Last month, the Daily Mail ran a story about how easy it is to find and buy drugs on social media. Leading with the bombshell scoop that it's possible to source weed on the internet, they then quoted a campaigner who accused Facebook, Instagram and Twitter of "aiding and abetting" the sale of drugs. The same day, Sesh Safety – a Facebook group offering real-time drugs harm reduction advice – was permanently deleted.
Muck Rack makes it simple to find people, tweets, or articles that mention any name, keyword, company, hashtag etc. We've compiled this guide to help you make the most of your search.
Selecting a term
Start searching tweets, articles from media outlets, articles mentioned in tweets, journalists'
names, titles and bios with some suggested searches:
Companies or Topics (e.g. iPhone, Microsoft)
Phrases (e.g. "cloud computing") — use quotes to keep the terms together
Twitter handles (e.g. @username) — returns those who have mentioned or replied to
Names (e.g. "David Pogue")
Hashtags (e.g. #sxsw, #london2012)
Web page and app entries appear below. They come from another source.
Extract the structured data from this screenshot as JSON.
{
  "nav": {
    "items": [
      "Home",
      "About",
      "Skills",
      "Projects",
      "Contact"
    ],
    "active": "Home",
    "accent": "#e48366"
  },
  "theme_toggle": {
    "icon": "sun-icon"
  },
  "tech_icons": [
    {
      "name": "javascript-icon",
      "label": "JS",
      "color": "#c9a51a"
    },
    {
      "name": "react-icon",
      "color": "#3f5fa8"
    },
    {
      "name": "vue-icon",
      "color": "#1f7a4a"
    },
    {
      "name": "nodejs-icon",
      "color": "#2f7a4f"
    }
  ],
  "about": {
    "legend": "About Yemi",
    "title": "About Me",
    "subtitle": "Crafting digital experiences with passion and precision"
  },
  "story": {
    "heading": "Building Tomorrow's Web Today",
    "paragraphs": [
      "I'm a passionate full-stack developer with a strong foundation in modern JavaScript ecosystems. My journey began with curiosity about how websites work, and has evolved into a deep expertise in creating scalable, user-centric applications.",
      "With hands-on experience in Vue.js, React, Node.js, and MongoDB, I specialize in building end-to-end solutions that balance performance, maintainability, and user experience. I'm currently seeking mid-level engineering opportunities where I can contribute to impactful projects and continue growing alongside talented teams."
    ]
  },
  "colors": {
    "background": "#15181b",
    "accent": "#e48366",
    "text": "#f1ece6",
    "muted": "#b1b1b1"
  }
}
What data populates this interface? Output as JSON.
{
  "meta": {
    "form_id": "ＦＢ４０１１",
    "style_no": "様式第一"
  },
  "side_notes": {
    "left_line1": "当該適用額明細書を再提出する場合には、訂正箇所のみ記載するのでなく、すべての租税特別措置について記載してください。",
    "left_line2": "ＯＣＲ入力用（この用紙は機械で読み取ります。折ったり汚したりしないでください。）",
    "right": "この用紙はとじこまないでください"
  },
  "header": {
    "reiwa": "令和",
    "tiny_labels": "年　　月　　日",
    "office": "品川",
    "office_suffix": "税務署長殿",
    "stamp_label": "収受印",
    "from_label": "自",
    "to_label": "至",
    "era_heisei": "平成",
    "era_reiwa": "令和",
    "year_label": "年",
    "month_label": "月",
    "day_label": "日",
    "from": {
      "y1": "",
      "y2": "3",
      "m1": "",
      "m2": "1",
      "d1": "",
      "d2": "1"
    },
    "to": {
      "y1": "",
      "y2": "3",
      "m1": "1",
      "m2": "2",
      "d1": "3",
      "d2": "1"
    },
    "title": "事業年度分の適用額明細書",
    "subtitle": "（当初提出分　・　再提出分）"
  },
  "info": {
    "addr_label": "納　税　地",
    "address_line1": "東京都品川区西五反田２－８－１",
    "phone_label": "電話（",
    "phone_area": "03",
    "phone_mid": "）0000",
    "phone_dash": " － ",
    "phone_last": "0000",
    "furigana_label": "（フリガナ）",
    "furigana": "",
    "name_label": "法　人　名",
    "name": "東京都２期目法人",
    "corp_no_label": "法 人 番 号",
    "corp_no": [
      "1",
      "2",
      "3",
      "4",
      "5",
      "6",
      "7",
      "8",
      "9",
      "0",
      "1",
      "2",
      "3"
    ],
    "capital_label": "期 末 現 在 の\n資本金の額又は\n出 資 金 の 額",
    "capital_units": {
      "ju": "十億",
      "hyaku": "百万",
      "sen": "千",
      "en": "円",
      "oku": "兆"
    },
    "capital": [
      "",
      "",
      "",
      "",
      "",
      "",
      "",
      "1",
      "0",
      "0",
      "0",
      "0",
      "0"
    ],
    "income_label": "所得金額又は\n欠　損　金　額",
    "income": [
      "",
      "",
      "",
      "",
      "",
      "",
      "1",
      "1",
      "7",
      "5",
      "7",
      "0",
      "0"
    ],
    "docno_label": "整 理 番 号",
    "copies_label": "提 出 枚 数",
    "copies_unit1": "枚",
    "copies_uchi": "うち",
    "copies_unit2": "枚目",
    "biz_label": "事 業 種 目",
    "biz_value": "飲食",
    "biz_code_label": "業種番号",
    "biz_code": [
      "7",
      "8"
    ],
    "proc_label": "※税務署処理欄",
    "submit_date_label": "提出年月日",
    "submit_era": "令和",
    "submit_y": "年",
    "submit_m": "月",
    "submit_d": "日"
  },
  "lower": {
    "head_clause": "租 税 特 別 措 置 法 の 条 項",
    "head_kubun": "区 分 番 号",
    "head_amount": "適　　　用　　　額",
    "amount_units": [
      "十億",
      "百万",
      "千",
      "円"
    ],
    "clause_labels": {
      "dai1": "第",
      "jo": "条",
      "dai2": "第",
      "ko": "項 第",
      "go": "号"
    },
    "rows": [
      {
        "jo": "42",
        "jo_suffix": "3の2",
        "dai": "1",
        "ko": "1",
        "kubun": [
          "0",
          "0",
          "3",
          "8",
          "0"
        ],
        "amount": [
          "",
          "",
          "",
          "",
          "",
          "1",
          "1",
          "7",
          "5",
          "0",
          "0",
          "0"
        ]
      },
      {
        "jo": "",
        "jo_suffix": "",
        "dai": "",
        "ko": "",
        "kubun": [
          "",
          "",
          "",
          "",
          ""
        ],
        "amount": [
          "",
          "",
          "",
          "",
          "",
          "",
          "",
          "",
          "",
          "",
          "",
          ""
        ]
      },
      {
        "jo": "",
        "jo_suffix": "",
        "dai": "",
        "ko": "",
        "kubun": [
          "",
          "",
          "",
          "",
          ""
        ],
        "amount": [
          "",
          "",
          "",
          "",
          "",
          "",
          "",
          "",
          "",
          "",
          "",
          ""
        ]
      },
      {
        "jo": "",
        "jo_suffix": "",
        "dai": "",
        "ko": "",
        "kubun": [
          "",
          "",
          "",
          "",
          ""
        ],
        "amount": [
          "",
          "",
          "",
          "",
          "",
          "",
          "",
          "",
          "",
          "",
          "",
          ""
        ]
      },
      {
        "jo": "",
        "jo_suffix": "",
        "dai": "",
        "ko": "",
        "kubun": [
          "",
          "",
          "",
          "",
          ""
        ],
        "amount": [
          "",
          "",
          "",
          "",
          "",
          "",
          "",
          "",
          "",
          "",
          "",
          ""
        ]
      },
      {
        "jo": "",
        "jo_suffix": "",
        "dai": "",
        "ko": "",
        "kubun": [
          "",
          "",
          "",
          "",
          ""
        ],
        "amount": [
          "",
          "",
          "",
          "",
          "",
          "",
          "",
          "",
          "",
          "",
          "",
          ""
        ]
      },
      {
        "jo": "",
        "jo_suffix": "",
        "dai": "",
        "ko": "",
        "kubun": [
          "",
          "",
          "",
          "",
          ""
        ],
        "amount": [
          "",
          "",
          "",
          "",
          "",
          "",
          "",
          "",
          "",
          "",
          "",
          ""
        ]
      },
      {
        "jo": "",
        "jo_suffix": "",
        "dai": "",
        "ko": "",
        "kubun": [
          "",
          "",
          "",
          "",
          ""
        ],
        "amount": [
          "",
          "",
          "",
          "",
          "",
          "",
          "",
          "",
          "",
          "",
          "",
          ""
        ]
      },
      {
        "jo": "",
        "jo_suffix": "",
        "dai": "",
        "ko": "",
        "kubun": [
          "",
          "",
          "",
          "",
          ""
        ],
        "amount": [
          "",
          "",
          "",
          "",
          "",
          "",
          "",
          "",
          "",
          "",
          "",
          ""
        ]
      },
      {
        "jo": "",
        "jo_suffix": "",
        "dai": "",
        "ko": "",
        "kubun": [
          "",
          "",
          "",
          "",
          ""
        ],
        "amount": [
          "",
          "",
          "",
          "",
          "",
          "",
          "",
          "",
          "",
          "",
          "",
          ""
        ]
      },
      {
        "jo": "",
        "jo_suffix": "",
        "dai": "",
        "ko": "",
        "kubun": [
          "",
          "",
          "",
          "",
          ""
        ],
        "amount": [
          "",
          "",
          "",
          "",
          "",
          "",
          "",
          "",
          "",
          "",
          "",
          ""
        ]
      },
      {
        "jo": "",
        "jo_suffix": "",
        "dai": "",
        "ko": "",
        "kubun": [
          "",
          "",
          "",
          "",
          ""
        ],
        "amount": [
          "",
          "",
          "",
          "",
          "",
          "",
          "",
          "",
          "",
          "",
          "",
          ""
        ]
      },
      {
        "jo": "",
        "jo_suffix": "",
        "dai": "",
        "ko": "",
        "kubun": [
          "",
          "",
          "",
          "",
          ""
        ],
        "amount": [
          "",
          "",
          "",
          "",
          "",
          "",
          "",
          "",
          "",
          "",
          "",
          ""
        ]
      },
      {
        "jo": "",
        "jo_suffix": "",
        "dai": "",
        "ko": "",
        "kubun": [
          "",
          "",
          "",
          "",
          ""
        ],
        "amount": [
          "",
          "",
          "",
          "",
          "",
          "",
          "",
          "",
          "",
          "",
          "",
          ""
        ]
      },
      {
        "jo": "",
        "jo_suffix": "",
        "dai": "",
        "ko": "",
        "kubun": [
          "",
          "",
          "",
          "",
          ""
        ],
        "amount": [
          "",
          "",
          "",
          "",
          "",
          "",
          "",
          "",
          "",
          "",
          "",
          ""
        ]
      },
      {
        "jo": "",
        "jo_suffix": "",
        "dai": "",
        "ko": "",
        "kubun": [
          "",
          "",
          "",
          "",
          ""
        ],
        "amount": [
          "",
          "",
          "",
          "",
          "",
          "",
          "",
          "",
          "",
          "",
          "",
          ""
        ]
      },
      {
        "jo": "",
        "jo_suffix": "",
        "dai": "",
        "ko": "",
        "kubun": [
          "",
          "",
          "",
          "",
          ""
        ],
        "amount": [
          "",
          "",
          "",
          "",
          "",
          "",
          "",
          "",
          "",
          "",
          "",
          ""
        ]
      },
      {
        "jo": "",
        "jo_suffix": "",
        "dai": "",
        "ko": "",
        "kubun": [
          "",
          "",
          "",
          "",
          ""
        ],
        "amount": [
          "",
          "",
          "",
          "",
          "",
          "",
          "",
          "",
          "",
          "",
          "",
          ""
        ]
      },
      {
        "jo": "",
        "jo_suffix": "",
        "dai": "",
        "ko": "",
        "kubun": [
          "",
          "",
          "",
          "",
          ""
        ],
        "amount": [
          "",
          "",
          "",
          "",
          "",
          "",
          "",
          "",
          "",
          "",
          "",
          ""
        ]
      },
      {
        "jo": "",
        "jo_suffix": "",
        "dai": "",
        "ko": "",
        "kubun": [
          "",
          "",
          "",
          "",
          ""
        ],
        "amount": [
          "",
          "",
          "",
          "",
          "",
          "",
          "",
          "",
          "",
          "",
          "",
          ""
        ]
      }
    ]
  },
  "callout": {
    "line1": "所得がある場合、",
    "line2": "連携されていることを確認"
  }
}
Bio details (e.g. vegan, Olympics, father)
Muck Rack's Advanced Search allows for many boolean operators.
Find results that mention multiple specified terms, use AND or
+. For example, ensure each result contains both Elon Musk and Mark Zuckerberg by
searching Musk AND Zuckerberg or Musk + Zuckerberg.
Use the operators OR or , to broaden your search when you'd like either of
multiple terms to appear in results. (This is the default behavior of our search when no operators
are used). For example, results will contain either cake or cookie by searching cake OR cookie or cake,cookie
Use NOT or - to subtract results from your search. For
example, searching Disney will yield results about the Walt Disney Company as well as Walt Disney
World Resort. To exclude mentions of Disney World, search for Disney -World or Disney
When using one of these operators with a phrase, enclose it in quotation marks. For example, you can
find results about smartphones excluding Apple's iPhone 4S by searching smartphone -"iPhone
Exact case matching or punctuation
If you're searching for a brand name or keyword that relies on specific punctuation marks or capitalization, you can
find results that match your exact query by adding matchcase: before the keyword you're searching for, like matchcase:E*TRADE .
Use parentheses to separate multiple
boolean phrases. For example, to find journalists talking about having fun in Disney World or
Disneyland, search for ("disney world" OR disneyland) AND fun.
An asterisk can be used to search for any variation of a root word truncated by the asterisk. For example, searching for admin* will return results for administrator, administration, administer, administered, etc.
A near operator is an AND operator where you can control the distance between the words. You can vary the distance the near operation uses by adding a forward slash and number (between 0-99) such as strawberries NEAR/10 "whipped cream", which means the strawberries must exist within 10 words of "whipped cream".